# Exercise details:
The records below are to be written out again, exactly as they appear.

# Records shown:
==============================
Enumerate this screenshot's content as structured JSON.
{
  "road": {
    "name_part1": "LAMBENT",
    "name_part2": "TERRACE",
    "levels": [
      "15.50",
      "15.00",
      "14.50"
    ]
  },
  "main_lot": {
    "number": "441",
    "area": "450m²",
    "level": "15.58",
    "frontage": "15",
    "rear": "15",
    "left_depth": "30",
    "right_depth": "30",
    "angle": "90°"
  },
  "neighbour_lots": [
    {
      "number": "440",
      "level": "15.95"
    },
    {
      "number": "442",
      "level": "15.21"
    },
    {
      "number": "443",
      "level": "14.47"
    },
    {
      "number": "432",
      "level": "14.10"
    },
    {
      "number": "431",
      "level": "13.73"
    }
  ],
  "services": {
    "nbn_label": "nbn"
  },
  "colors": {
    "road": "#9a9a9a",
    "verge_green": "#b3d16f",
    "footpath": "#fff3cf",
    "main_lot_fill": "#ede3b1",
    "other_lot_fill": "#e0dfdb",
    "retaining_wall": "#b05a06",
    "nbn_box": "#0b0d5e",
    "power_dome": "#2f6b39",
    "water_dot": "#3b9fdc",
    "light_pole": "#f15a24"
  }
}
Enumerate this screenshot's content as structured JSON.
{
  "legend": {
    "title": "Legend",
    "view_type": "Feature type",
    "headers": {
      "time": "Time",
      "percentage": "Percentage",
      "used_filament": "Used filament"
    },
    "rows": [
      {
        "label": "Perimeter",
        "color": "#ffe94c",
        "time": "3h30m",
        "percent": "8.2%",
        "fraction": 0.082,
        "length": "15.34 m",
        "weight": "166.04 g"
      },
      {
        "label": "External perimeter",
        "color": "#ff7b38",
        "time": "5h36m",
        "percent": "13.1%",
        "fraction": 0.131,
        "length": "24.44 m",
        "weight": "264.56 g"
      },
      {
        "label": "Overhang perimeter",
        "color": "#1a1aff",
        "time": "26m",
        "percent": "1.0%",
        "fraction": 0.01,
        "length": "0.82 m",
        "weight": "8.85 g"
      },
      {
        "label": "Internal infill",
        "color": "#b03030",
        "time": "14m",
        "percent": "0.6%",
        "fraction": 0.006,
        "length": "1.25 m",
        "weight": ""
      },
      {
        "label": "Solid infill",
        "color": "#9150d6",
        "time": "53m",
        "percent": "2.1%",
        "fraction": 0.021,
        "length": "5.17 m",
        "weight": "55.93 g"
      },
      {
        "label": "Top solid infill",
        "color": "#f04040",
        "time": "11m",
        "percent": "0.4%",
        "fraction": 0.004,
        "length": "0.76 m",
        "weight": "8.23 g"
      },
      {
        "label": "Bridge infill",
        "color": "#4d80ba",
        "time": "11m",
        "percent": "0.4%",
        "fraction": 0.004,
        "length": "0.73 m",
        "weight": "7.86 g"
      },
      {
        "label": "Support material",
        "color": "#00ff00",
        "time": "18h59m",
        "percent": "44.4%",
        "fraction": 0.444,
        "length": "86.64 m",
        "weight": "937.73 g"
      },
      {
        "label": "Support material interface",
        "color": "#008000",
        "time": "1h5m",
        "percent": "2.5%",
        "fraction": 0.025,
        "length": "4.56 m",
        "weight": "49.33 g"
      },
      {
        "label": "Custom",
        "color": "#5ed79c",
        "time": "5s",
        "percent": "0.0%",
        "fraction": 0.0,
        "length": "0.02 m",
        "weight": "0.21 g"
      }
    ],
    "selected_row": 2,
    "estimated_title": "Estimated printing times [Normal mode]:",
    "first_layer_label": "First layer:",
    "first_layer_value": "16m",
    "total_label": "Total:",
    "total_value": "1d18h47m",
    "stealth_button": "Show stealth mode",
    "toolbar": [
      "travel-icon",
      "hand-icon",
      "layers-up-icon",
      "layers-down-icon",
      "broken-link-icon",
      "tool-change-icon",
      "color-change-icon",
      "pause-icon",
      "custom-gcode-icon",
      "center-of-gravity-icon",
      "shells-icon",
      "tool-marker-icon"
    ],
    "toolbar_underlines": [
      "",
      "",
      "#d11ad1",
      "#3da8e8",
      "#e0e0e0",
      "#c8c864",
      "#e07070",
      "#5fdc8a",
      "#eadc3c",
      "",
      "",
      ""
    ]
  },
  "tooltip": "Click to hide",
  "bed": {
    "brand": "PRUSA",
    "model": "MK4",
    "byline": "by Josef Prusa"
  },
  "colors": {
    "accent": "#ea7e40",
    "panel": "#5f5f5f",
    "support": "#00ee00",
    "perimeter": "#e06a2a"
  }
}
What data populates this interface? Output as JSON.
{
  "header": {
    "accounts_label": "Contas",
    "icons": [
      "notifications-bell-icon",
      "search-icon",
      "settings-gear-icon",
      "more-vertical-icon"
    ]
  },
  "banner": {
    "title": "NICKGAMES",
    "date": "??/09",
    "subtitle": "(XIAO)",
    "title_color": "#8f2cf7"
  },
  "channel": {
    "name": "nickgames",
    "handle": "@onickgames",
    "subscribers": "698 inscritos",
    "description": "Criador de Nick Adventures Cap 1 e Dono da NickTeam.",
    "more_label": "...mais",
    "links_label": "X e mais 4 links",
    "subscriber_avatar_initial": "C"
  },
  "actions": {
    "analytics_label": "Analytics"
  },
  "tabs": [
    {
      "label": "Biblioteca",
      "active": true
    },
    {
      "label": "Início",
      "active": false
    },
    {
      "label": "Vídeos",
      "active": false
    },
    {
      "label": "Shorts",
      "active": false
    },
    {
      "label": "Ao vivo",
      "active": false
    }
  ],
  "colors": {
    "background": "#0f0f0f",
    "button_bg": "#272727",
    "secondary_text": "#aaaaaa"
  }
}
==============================
# Response:
Enumerate this screenshot's content as structured JSON.
{
  "road": {
    "name_part1": "LAMBENT",
    "name_part2": "TERRACE",
    "levels": [
      "15.50",
      "15.00",
      "14.50"
    ]
  },
  "main_lot": {
    "number": "441",
    "area": "450m²",
    "level": "15.58",
    "frontage": "15",
    "rear": "15",
    "left_depth": "30",
    "right_depth": "30",
    "angle": "90°"
  },
  "neighbour_lots": [
    {
      "number": "440",
      "level": "15.95"
    },
    {
      "number": "442",
      "level": "15.21"
    },
    {
      "number": "443",
      "level": "14.47"
    },
    {
      "number": "432",
      "level": "14.10"
    },
    {
      "number": "431",
      "level": "13.73"
    }
  ],
  "services": {
    "nbn_label": "nbn"
  },
  "colors": {
    "road": "#9a9a9a",
    "verge_green": "#b3d16f",
    "footpath": "#fff3cf",
    "main_lot_fill": "#ede3b1",
    "other_lot_fill": "#e0dfdb",
    "retaining_wall": "#b05a06",
    "nbn_box": "#0b0d5e",
    "power_dome": "#2f6b39",
    "water_dot": "#3b9fdc",
    "light_pole": "#f15a24"
  }
}
Enumerate this screenshot's content as structured JSON.
{
  "legend": {
    "title": "Legend",
    "view_type": "Feature type",
    "headers": {
      "time": "Time",
      "percentage": "Percentage",
      "used_filament": "Used filament"
    },
    "rows": [
      {
        "label": "Perimeter",
        "color": "#ffe94c",
        "time": "3h30m",
        "percent": "8.2%",
        "fraction": 0.082,
        "length": "15.34 m",
        "weight": "166.04 g"
      },
      {
        "label": "External perimeter",
        "color": "#ff7b38",
        "time": "5h36m",
        "percent": "13.1%",
        "fraction": 0.131,
        "length": "24.44 m",
        "weight": "264.56 g"
      },
      {
        "label": "Overhang perimeter",
        "color": "#1a1aff",
        "time": "26m",
        "percent": "1.0%",
        "fraction": 0.01,
        "length": "0.82 m",
        "weight": "8.85 g"
      },
      {
        "label": "Internal infill",
        "color": "#b03030",
        "time": "14m",
        "percent": "0.6%",
        "fraction": 0.006,
        "length": "1.25 m",
        "weight": ""
      },
      {
        "label": "Solid infill",
        "color": "#9150d6",
        "time": "53m",
        "percent": "2.1%",
        "fraction": 0.021,
        "length": "5.17 m",
        "weight": "55.93 g"
      },
      {
        "label": "Top solid infill",
        "color": "#f04040",
        "time": "11m",
        "percent": "0.4%",
        "fraction": 0.004,
        "length": "0.76 m",
        "weight": "8.23 g"
      },
      {
        "label": "Bridge infill",
        "color": "#4d80ba",
        "time": "11m",
        "percent": "0.4%",
        "fraction": 0.004,
        "length": "0.73 m",
        "weight": "7.86 g"
      },
      {
        "label": "Support material",
        "color": "#00ff00",
        "time": "18h59m",
        "percent": "44.4%",
        "fraction": 0.444,
        "length": "86.64 m",
        "weight": "937.73 g"
      },
      {
        "label": "Support material interface",
        "color": "#008000",
        "time": "1h5m",
        "percent": "2.5%",
        "fraction": 0.025,
        "length": "4.56 m",
        "weight": "49.33 g"
      },
      {
        "label": "Custom",
        "color": "#5ed79c",
        "time": "5s",
        "percent": "0.0%",
        "fraction": 0.0,
        "length": "0.02 m",
        "weight": "0.21 g"
      }
    ],
    "selected_row": 2,
    "estimated_title": "Estimated printing times [Normal mode]:",
    "first_layer_label": "First layer:",
    "first_layer_value": "16m",
    "total_label": "Total:",
    "total_value": "1d18h47m",
    "stealth_button": "Show stealth mode",
    "toolbar": [
      "travel-icon",
      "hand-icon",
      "layers-up-icon",
      "layers-down-icon",
      "broken-link-icon",
      "tool-change-icon",
      "color-change-icon",
      "pause-icon",
      "custom-gcode-icon",
      "center-of-gravity-icon",
      "shells-icon",
      "tool-marker-icon"
    ],
    "toolbar_underlines": [
      "",
      "",
      "#d11ad1",
      "#3da8e8",
      "#e0e0e0",
      "#c8c864",
      "#e07070",
      "#5fdc8a",
      "#eadc3c",
      "",
      "",
      ""
    ]
  },
  "tooltip": "Click to hide",
  "bed": {
    "brand": "PRUSA",
    "model": "MK4",
    "byline": "by Josef Prusa"
  },
  "colors": {
    "accent": "#ea7e40",
    "panel": "#5f5f5f",
    "support": "#00ee00",
    "perimeter": "#e06a2a"
  }
}
What data populates this interface? Output as JSON.
{
  "header": {
    "accounts_label": "Contas",
    "icons": [
      "notifications-bell-icon",
      "search-icon",
      "settings-gear-icon",
      "more-vertical-icon"
    ]
  },
  "banner": {
    "title": "NICKGAMES",
    "date": "??/09",
    "subtitle": "(XIAO)",
    "title_color": "#8f2cf7"
  },
  "channel": {
    "name": "nickgames",
    "handle": "@onickgames",
    "subscribers": "698 inscritos",
    "description": "Criador de Nick Adventures Cap 1 e Dono da NickTeam.",
    "more_label": "...mais",
    "links_label": "X e mais 4 links",
    "subscriber_avatar_initial": "C"
  },
  "actions": {
    "analytics_label": "Analytics"
  },
  "tabs": [
    {
      "label": "Biblioteca",
      "active": true
    },
    {
      "label": "Início",
      "active": false
    },
    {
      "label": "Vídeos",
      "active": false
    },
    {
      "label": "Shorts",
      "active": false
    },
    {
      "label": "Ao vivo",
      "active": false
    }
  ],
  "colors": {
    "background": "#0f0f0f",
    "button_bg": "#272727",
    "secondary_text": "#aaaaaa"
  }
}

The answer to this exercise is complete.